Even though the Family Support Act provided clear guidance on the kinds of education-focused and employment-focused services that all JOBS programs had to provide, it also gave states wide latitude in designing and implementing their programs. As a result, states' JOBS programs varied widely. In addition, the sites in which these programs were implemented varied  geographically, economically, demographically, and in the policies, practices, and ethos of the local welfare office. And, interestingly, program impacts on children varied more by site than by program approach. In fact, the same program approach  the employment-focused approach  produced favorable impacts on school-age children in one site (Atlanta) and unfavorable impacts on school-age children in another site (Grand Rapids). It may be that the relatively large caseload per case worker in Grand Rapids made it more difficult to give personal attention to clients, whereas the smaller caseloads in Atlanta, along with this site's "customer-oriented" approach to case management, facilitated greater personal attention to clients. Such attention, coupled with JOBS program services, may have amounted to a more positive experience for program mothers in Atlanta than program mothers in Grand Rapids, spilling over positively to their children.

It is also possible that the different pattern of impacts on children in Atlanta and Grand Rapids is related to differences in these sites' caseload characteristics. The Child Outcomes Study was the first to note a pattern of unfavorable impacts on children in lower-risk families  a pattern that has since been found in other welfare evaluations.(22) Child Outcomes Study families in Grand Rapids may have been less disadvantaged at study entry, on average, than Child Outcomes Study families in Atlanta. For example, compared to their counterparts in the Atlanta site at study entry, mothers in the Grand Rapids site were less likely to have three or more children, less likely to be living in public or subsidized housing, more likely to have ever been married, more likely to have "higher" literacy, and were more likely to have had earnings in the past 12 months.

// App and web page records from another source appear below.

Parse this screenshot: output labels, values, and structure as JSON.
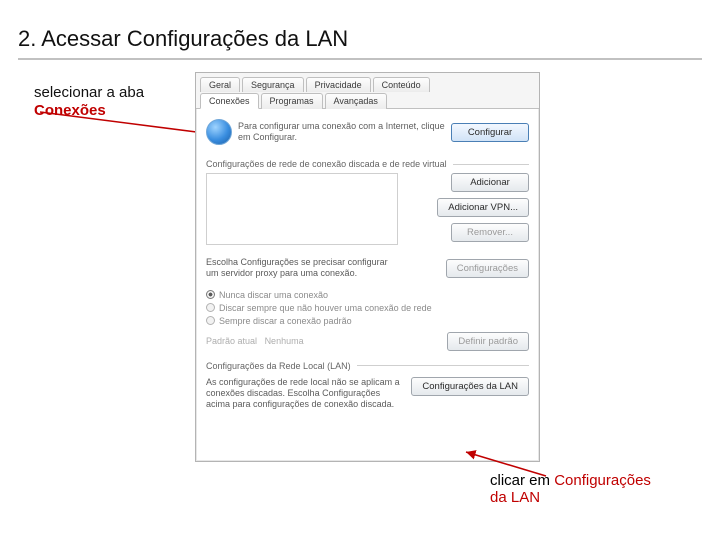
{
  "title": "2. Acessar Configurações da LAN",
  "note_top_prefix": "selecionar a aba ",
  "note_top_bold": "Conexões",
  "note_bottom_plain": "clicar em ",
  "note_bottom_accent1": "Configurações",
  "note_bottom_accent2": "da LAN",
  "tabs": {
    "row1": [
      "Geral",
      "Segurança",
      "Privacidade",
      "Conteúdo"
    ],
    "row2": [
      "Conexões",
      "Programas",
      "Avançadas"
    ],
    "active": "Conexões"
  },
  "dialog": {
    "setup_text": "Para configurar uma conexão com a Internet, clique em Configurar.",
    "btn_configurar": "Configurar",
    "section_dial": "Configurações de rede de conexão discada e de rede virtual",
    "btn_adicionar": "Adicionar",
    "btn_adicionar_vpn": "Adicionar VPN...",
    "btn_remover": "Remover...",
    "proxy_text": "Escolha Configurações se precisar configurar um servidor proxy para uma conexão.",
    "btn_configuracoes": "Configurações",
    "radio1": "Nunca discar uma conexão",
    "radio2": "Discar sempre que não houver uma conexão de rede",
    "radio3": "Sempre discar a conexão padrão",
    "default_label": "Padrão atual",
    "default_value": "Nenhuma",
    "btn_definir_padrao": "Definir padrão",
    "section_lan": "Configurações da Rede Local (LAN)",
    "lan_text": "As configurações de rede local não se aplicam a conexões discadas. Escolha Configurações acima para configurações de conexão discada.",
    "btn_lan": "Configurações da LAN"
  }
}
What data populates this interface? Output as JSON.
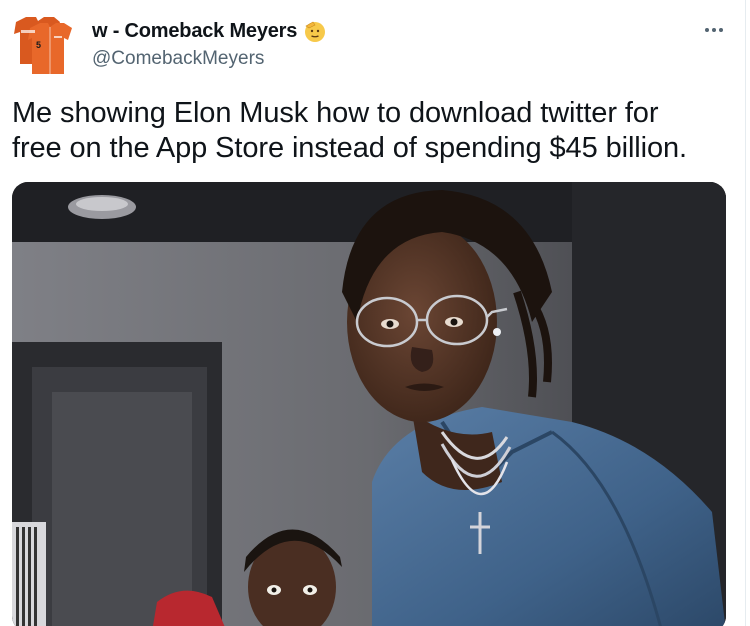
{
  "tweet": {
    "author": {
      "display_name": "w - Comeback Meyers",
      "handle": "@ComebackMeyers",
      "avatar_icon": "orange-baseball-jersey-avatar",
      "badge_icon": "saluting-face-emoji"
    },
    "more_icon": "more-options-icon",
    "text_line1": "Me showing Elon Musk how to download twitter for",
    "text_line2": "free on the App Store instead of spending $45 billion.",
    "media": {
      "type": "photo",
      "description_icon": "studio-photo"
    }
  },
  "colors": {
    "text_primary": "#0f1419",
    "text_secondary": "#536471",
    "jersey_orange": "#e8682a"
  }
}
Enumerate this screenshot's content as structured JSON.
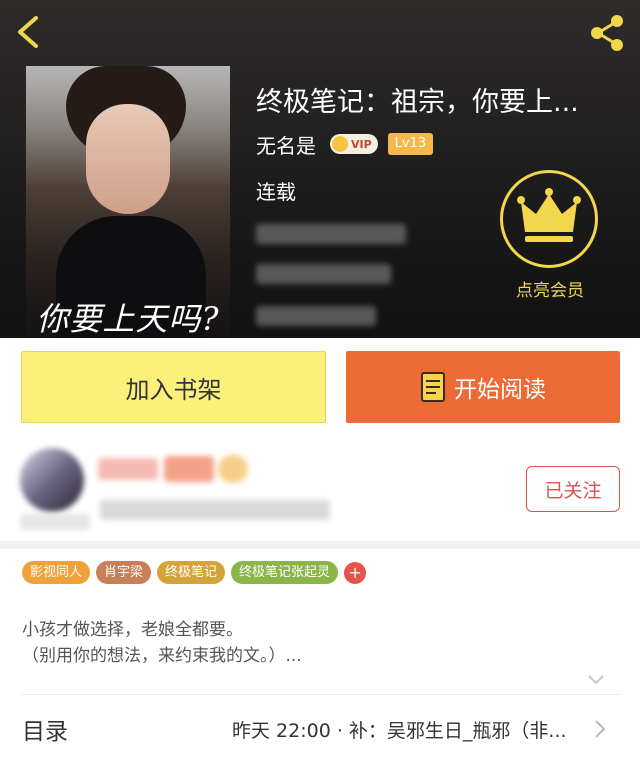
{
  "header": {
    "back_icon": "chevron-left-icon",
    "share_icon": "share-icon",
    "accent_color": "#f2d64c"
  },
  "book": {
    "cover_title": "你要上天吗?",
    "title": "终极笔记：祖宗，你要上...",
    "author": "无名是",
    "vip_label": "VIP",
    "level": "Lv13",
    "status": "连载"
  },
  "member": {
    "icon": "crown-icon",
    "label": "点亮会员"
  },
  "actions": {
    "add_shelf": "加入书架",
    "start_reading": "开始阅读",
    "add_color": "#fbf07a",
    "read_color": "#ec6a36"
  },
  "uploader": {
    "follow_label": "已关注"
  },
  "tags": [
    {
      "label": "影视同人",
      "color": "#f0a23a"
    },
    {
      "label": "肖宇梁",
      "color": "#c9805a"
    },
    {
      "label": "终极笔记",
      "color": "#d4a43a"
    },
    {
      "label": "终极笔记张起灵",
      "color": "#8bb546"
    }
  ],
  "tag_add": "+",
  "description": {
    "line1": "小孩才做选择，老娘全都要。",
    "line2": "（别用你的想法，来约束我的文。）..."
  },
  "toc": {
    "label": "目录",
    "latest": "昨天 22:00 · 补：吴邪生日_瓶邪（非..."
  }
}
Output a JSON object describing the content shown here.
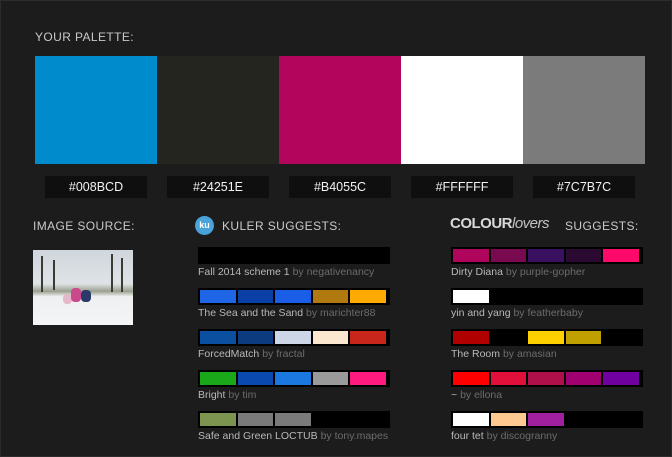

Though the mechanisms are not yet clear, it would appear that the context in which Atlanta's and Grand Rapids' employment-focused programs were implemented helped to shape impacts on children.